Scientists at the Naval Research Laboratory are part of a research team working to engineer surfaces that imitate some of the water repellency features found in nature. This technology offers the possibility of significant advances for producing new generations of coatings that will be of great value for military, medical, and energy applications.
Scientists at Empa, the Swiss Federal Laboratories for Materials Science and Technology, have developed a high performance plaster which boasts a thermal insulation value three-times better than convention plaster thanks to so-called aerogels.
Risoe DTU is going to put a newly developed test platform for polymer solar cells into production. The test platform will be transformed from a prototype into production ready 0-Series in collaboration with the Zealandic company 'LS Control'.
The German Innovation Alliance for Carbon Nanotubes will hold its annual conference in Ettlingen (near Karlsruhe, Germany) on 25th-27th January. This year the conference will be open to national and international visitors from research and industry. It offers a platform for the international CNT community to exchange results and ideas.
In the search for efficient, durable and commercially viable fuel cells, scientists at the University of Ulster's Nanotechnology Institute and collaborators from Peking University and University of Oxford have discovered a new catalyst-support combination that could make fuel cells more efficient and more resistant to carbon monoxide poisoning.
In einem Antrag fordern die Abgeordneten die Bundesregierung auf, das 'Inverkehrbringen von verbrauchernahen Produkten mit Nanosilber' zu verbieten und eine Liste aller auf dem Markt erhaeltlichen Erzeugnisse zu erstellen und der Oeffentlichkeit zugaenglich zu machen.
The Fuel Cell Nano-Materials Group at International Center for Materials Nanoarchitectonics has successfully developed two types of novel proton conducting oxide electrolytes for solid oxide fuel cells (SOFCs). By applying these electrolytes, the commercialization of SOFCs operating in the intermediate temperature range, 500C to 650C, has come into sight.
Purdue University has been awarded $1.5 million to study quantum information science, a new field paving the way for quantum computing - a novel method to process information that is faster, more powerful and more efficient than classical computing.
Jan M. Schnorr and Timothy M. Swager from the Department of Chemistry and Institute for Soldier Nanotechnologies at MIT have published an overview of a variety of applications that are based on the unique properties of pristine as well as functionalized carbon nanotubes.

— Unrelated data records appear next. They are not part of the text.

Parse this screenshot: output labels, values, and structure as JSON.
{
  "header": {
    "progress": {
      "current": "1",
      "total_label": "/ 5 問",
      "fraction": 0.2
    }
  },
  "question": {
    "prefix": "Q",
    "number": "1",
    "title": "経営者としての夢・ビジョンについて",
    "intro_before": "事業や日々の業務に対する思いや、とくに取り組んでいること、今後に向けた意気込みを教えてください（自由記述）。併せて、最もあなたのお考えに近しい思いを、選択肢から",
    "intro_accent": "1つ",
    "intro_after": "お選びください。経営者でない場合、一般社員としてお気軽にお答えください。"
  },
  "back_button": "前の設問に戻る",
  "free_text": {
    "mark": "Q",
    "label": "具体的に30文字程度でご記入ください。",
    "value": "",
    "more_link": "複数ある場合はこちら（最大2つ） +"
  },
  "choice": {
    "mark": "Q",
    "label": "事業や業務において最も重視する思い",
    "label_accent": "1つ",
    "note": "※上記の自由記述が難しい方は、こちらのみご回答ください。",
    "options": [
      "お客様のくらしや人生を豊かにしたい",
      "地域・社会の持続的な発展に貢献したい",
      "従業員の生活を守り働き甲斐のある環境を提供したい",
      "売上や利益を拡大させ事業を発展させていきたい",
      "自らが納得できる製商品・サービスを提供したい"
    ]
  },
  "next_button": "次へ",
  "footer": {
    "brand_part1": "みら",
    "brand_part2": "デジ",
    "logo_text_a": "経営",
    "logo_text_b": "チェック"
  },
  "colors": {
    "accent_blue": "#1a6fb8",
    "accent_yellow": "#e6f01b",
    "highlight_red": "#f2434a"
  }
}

Researchers from the Department of Cell Biology, Physiology and Immunology at Universitat Autonoma de Barcelona (UAB), in collaboration with researchers from the Institute of Microelectronics of Barcelona (IMB-CNM) of the Spanish National Research Council (CSIC), have developed an identification system for oocytes and embryos in which each can be individually tagged using silicon barcodes.
Atherosclerosis is characterized by hardening and thickening of artery walls, with serious health consequences. Researchers at TU/e have imaged the stages in the calcification at a nanometer scale. The growth of hardening follows almost the same process as bone or tooth formation.
The University of Dayton School of Engineering has hired two faculty members with a combined nine inventions for the region's Wright Brothers Institute and the state's Ohio Research Scholars program to help create technologies that could lead to jobs.
Not long after Dr. Ali Dhinojwala, chairman of The University of Akron Department of Polymer Science, unpeeled the secret (fine, clingy hairs) behind the remarkable adhesion of gecko feet, he and fellow researchers came up with a synthetic replica: carbon nanotubes. Now, five years after that initial discovery, they have published the basis of the success of these nanotubes.